These new findings suggest that high blood pressure can start playing a role in brain health even earlier than previously thought, said lead researcher Paola Gilsanz, a postdoctoral fellow with the Kaiser Permanente Northern California Division of Research in Oakland.
Prior studies have linked high blood pressure with dementia, but "it wasn't clear if hypertension before one's 50s was a risk factor," Gilsanz said.
A healthy circulatory system is key to a healthy brain, said Keith Fargo, director of scientific programs and outreach for the Alzheimer's Association.
"The brain is a very metabolically active organ in the body. It requires an outsized amount of oxygen and other nutrients," said Fargo, who wasn't involved with the study. "Because of that, there's a very, very rich blood delivery system in the brain.

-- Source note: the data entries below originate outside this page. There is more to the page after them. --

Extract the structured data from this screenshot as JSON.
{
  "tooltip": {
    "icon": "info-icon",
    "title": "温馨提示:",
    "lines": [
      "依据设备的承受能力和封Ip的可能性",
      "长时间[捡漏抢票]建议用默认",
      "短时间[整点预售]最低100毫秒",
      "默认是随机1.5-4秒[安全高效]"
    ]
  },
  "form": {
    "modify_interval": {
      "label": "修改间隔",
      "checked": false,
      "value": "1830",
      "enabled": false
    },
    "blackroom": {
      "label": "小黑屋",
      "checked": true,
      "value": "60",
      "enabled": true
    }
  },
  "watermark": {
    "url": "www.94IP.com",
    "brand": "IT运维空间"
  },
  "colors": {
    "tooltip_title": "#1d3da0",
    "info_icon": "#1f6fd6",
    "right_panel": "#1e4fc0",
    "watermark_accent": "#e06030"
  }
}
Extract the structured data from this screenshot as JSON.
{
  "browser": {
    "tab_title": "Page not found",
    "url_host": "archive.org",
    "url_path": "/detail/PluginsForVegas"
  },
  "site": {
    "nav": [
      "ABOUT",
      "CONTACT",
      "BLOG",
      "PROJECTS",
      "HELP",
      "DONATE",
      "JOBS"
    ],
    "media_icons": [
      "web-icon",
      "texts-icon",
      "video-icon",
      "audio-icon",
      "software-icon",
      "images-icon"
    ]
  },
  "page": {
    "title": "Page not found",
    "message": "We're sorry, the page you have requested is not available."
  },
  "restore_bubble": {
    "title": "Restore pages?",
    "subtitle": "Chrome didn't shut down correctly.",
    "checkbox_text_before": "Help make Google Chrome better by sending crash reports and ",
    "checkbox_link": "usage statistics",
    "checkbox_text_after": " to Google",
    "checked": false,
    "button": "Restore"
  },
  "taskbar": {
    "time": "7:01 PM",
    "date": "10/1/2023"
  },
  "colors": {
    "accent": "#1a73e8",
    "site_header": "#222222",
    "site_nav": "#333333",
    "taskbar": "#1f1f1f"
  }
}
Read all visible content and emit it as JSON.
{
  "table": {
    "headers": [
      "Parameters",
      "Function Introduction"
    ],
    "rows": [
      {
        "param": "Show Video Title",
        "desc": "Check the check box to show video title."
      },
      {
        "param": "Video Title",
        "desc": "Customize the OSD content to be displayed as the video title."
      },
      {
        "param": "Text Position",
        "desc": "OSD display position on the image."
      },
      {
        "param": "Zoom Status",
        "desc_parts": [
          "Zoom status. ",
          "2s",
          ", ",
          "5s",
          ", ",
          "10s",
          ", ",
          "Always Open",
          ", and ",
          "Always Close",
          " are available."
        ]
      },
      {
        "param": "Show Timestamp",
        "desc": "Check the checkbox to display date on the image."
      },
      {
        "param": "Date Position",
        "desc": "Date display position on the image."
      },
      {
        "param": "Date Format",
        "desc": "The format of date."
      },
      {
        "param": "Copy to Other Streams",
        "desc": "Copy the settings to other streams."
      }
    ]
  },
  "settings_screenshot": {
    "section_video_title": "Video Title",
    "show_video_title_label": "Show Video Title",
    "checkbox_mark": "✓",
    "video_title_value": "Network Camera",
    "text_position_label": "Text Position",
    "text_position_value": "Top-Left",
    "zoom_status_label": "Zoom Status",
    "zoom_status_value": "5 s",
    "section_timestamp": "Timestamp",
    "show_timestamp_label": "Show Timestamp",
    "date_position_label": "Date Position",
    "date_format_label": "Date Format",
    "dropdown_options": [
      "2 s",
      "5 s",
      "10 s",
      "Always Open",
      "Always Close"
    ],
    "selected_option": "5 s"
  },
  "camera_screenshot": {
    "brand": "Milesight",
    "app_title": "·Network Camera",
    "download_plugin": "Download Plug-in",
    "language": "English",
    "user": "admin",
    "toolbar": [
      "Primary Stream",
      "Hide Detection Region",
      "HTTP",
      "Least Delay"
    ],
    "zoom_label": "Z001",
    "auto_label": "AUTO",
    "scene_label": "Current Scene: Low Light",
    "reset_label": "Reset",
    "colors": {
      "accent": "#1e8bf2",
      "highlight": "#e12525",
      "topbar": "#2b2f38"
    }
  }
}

Anything that happens to compromise that is going to compromise the overall health and function of the brain."
Because of that, it stands to reason that long-term exposure to high blood pressure could leave one more vulnerable to dementia as they enter old age, Gilsanz said.

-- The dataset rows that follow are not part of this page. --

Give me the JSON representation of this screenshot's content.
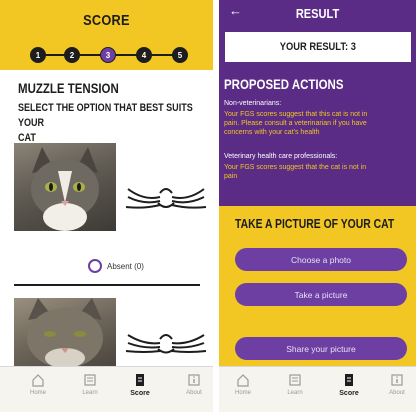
{
  "left": {
    "header_title": "SCORE",
    "steps": [
      "1",
      "2",
      "3",
      "4",
      "5"
    ],
    "section_title": "MUZZLE TENSION",
    "instruction_line1": "SELECT THE OPTION THAT BEST SUITS YOUR",
    "instruction_line2": "CAT",
    "option_label": "Absent (0)"
  },
  "right": {
    "back_glyph": "←",
    "header_title": "RESULT",
    "result_text": "YOUR RESULT: 3",
    "proposed_title": "PROPOSED ACTIONS",
    "nonvet_title": "Non-veterinarians:",
    "nonvet_lines": [
      "Your FGS scores suggest that this cat is not in",
      "pain. Please consult a veterinarian if you have",
      "concerns with your cat's health"
    ],
    "vet_title": "Veterinary health care professionals:",
    "vet_lines": [
      "Your FGS scores suggest that the cat is not in",
      "pain"
    ],
    "take_title": "TAKE A PICTURE OF YOUR CAT",
    "choose_button": "Choose a photo",
    "take_button": "Take a picture",
    "share_button": "Share your picture"
  },
  "tabs": {
    "home": "Home",
    "learn": "Learn",
    "score": "Score",
    "about": "About"
  },
  "colors": {
    "purple": "#5b2c86",
    "button_purple": "#6d3fa3",
    "yellow": "#f2c623"
  }
}
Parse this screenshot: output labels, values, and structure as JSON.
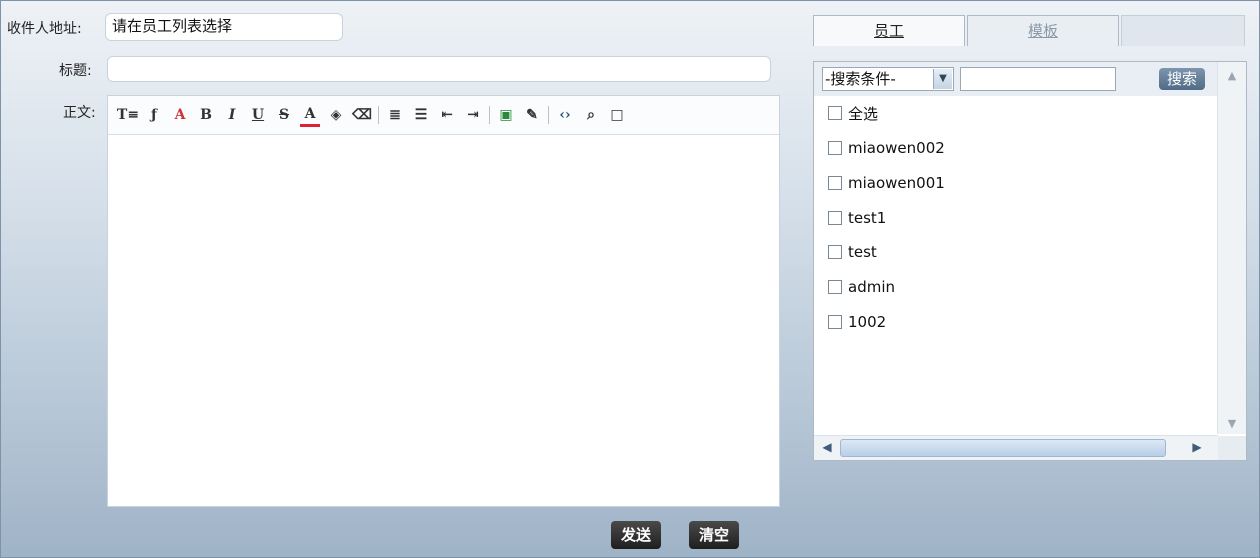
{
  "form": {
    "recipient_label": "收件人地址:",
    "recipient_value": "请在员工列表选择",
    "subject_label": "标题:",
    "subject_value": "",
    "body_label": "正文:"
  },
  "editor": {
    "toolbar": [
      {
        "name": "font-size-icon",
        "glyph": "T≡"
      },
      {
        "name": "font-family-icon",
        "glyph": "ƒ"
      },
      {
        "name": "text-style-icon",
        "glyph": "A"
      },
      {
        "name": "bold-icon",
        "glyph": "B"
      },
      {
        "name": "italic-icon",
        "glyph": "I"
      },
      {
        "name": "underline-icon",
        "glyph": "U"
      },
      {
        "name": "strikethrough-icon",
        "glyph": "S"
      },
      {
        "name": "font-color-icon",
        "glyph": "A"
      },
      {
        "name": "highlight-color-icon",
        "glyph": "◈"
      },
      {
        "name": "eraser-icon",
        "glyph": "⌫"
      },
      {
        "name": "separator",
        "glyph": ""
      },
      {
        "name": "ordered-list-icon",
        "glyph": "≣"
      },
      {
        "name": "unordered-list-icon",
        "glyph": "☰"
      },
      {
        "name": "outdent-icon",
        "glyph": "⇤"
      },
      {
        "name": "indent-icon",
        "glyph": "⇥"
      },
      {
        "name": "separator",
        "glyph": ""
      },
      {
        "name": "insert-image-icon",
        "glyph": "▣"
      },
      {
        "name": "edit-icon",
        "glyph": "✎"
      },
      {
        "name": "separator",
        "glyph": ""
      },
      {
        "name": "source-code-icon",
        "glyph": "‹›"
      },
      {
        "name": "preview-icon",
        "glyph": "⌕"
      },
      {
        "name": "fullscreen-icon",
        "glyph": "□"
      }
    ]
  },
  "actions": {
    "send_label": "发送",
    "clear_label": "清空"
  },
  "tabs": [
    {
      "label": "员工",
      "active": true
    },
    {
      "label": "模板",
      "active": false
    }
  ],
  "search": {
    "select_value": "-搜索条件-",
    "input_value": "",
    "button_label": "搜索"
  },
  "employees": [
    "全选",
    "miaowen002",
    "miaowen001",
    "test1",
    "test",
    "admin",
    "1002"
  ],
  "colors": {
    "button_dark": "#2a2a2a",
    "search_button": "#5f7a96",
    "panel_border": "#aeb9c5"
  }
}
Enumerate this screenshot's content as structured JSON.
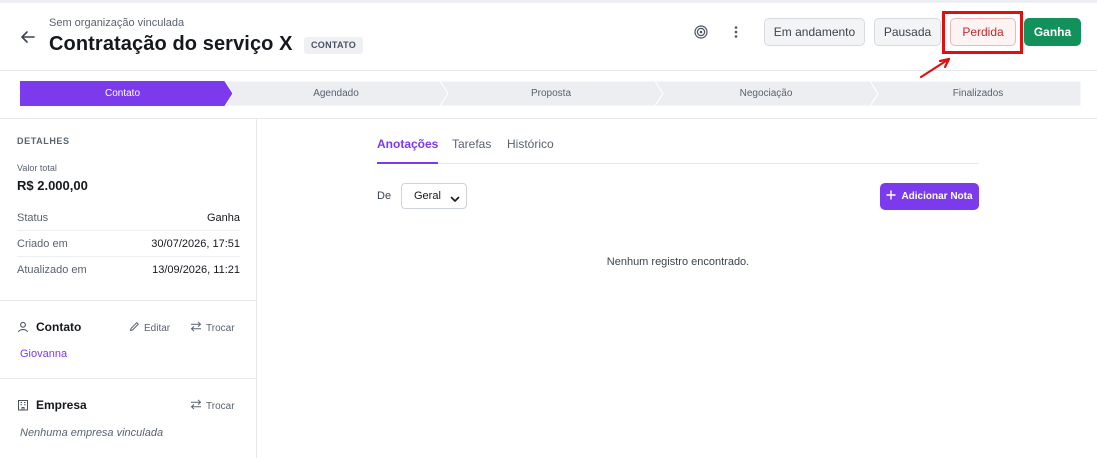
{
  "header": {
    "organization": "Sem organização vinculada",
    "title": "Contratação do serviço X",
    "stage_badge": "CONTATO",
    "status_buttons": {
      "em_andamento": "Em andamento",
      "pausada": "Pausada",
      "perdida": "Perdida",
      "ganha": "Ganha"
    }
  },
  "pipeline": {
    "steps": [
      "Contato",
      "Agendado",
      "Proposta",
      "Negociação",
      "Finalizados"
    ],
    "active_index": 0
  },
  "details": {
    "section_title": "DETALHES",
    "total_label": "Valor total",
    "total_value": "R$ 2.000,00",
    "rows": [
      {
        "label": "Status",
        "value": "Ganha"
      },
      {
        "label": "Criado em",
        "value": "30/07/2026, 17:51"
      },
      {
        "label": "Atualizado em",
        "value": "13/09/2026, 11:21"
      }
    ]
  },
  "contact": {
    "title": "Contato",
    "edit_label": "Editar",
    "swap_label": "Trocar",
    "name": "Giovanna"
  },
  "company": {
    "title": "Empresa",
    "swap_label": "Trocar",
    "empty_text": "Nenhuma empresa vinculada"
  },
  "main": {
    "tabs": [
      "Anotações",
      "Tarefas",
      "Histórico"
    ],
    "active_tab": 0,
    "filter_label": "De",
    "filter_value": "Geral",
    "add_button": "Adicionar Nota",
    "empty_text": "Nenhum registro encontrado."
  },
  "colors": {
    "accent": "#7c3aed",
    "success": "#12925a",
    "danger": "#c62828",
    "annotation": "#e01010"
  },
  "icons": [
    "arrow-left-icon",
    "target-icon",
    "more-vertical-icon",
    "user-icon",
    "pencil-icon",
    "swap-icon",
    "building-icon",
    "plus-icon",
    "chevron-down-icon",
    "annotation-arrow-icon"
  ]
}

Gilsanz and her colleagues reviewed the records of more than 5,600 patients of the Kaiser Permanente Northern California health care system, tracking them from 1996 onward for an average 15 years to see who developed dementia.
They found that people with high blood pressure in their 30s did not appear to have any increased risk of dementia.
But women who developed high blood pressure in their 40s did have an increased risk of dementia, even after the researchers adjusted for other factors like smoking, diabetes and excess weight.
However, the study did not prove that early high blood pressure caused dementia risk to rise in women, just that there was an association.
Men did not have a similar risk from high blood pressure in their 40s, but that could be because they were more likely to die before they grew old enough to suffer from dementia, Gilsanz noted.
Other factors such as genetic differences, lifestyle differences and sex-specific hormones also might separate men and women when it comes to dementia risk associated with high blood pressure, Fargo said.
"It's really interesting to see there was an association among women but not men," Gilsanz said. "Given that women have higher rates of dementia than men, understanding why this may be is a large area of interest for us. Future research should really look at sex-specific pathways that might be at play, to disentangle the risk factors for men and women."
Fargo said it makes sense that people with long-term exposure to high blood pressure would be more likely to develop dementia.
"Your dementia risk is really a lifelong thing," Fargo said. "People think about dementia in late life, because that's when it's common to see the clinical symptoms. But everything that is setting you up for cognitive decline is occurring throughout your life."
But Fargo sees this as an opportunity, given that high blood pressure can be controlled with medication and lifestyle changes.
"These modifiable risk factors are the most powerful weapons we have in our arsenal to fight dementia," he said. "It's a target that is addressable."
The study was published Oct. 4 in the journal Neurology.
For more on high blood pressure and dementia, visit the Johns Hopkins School of Medicine.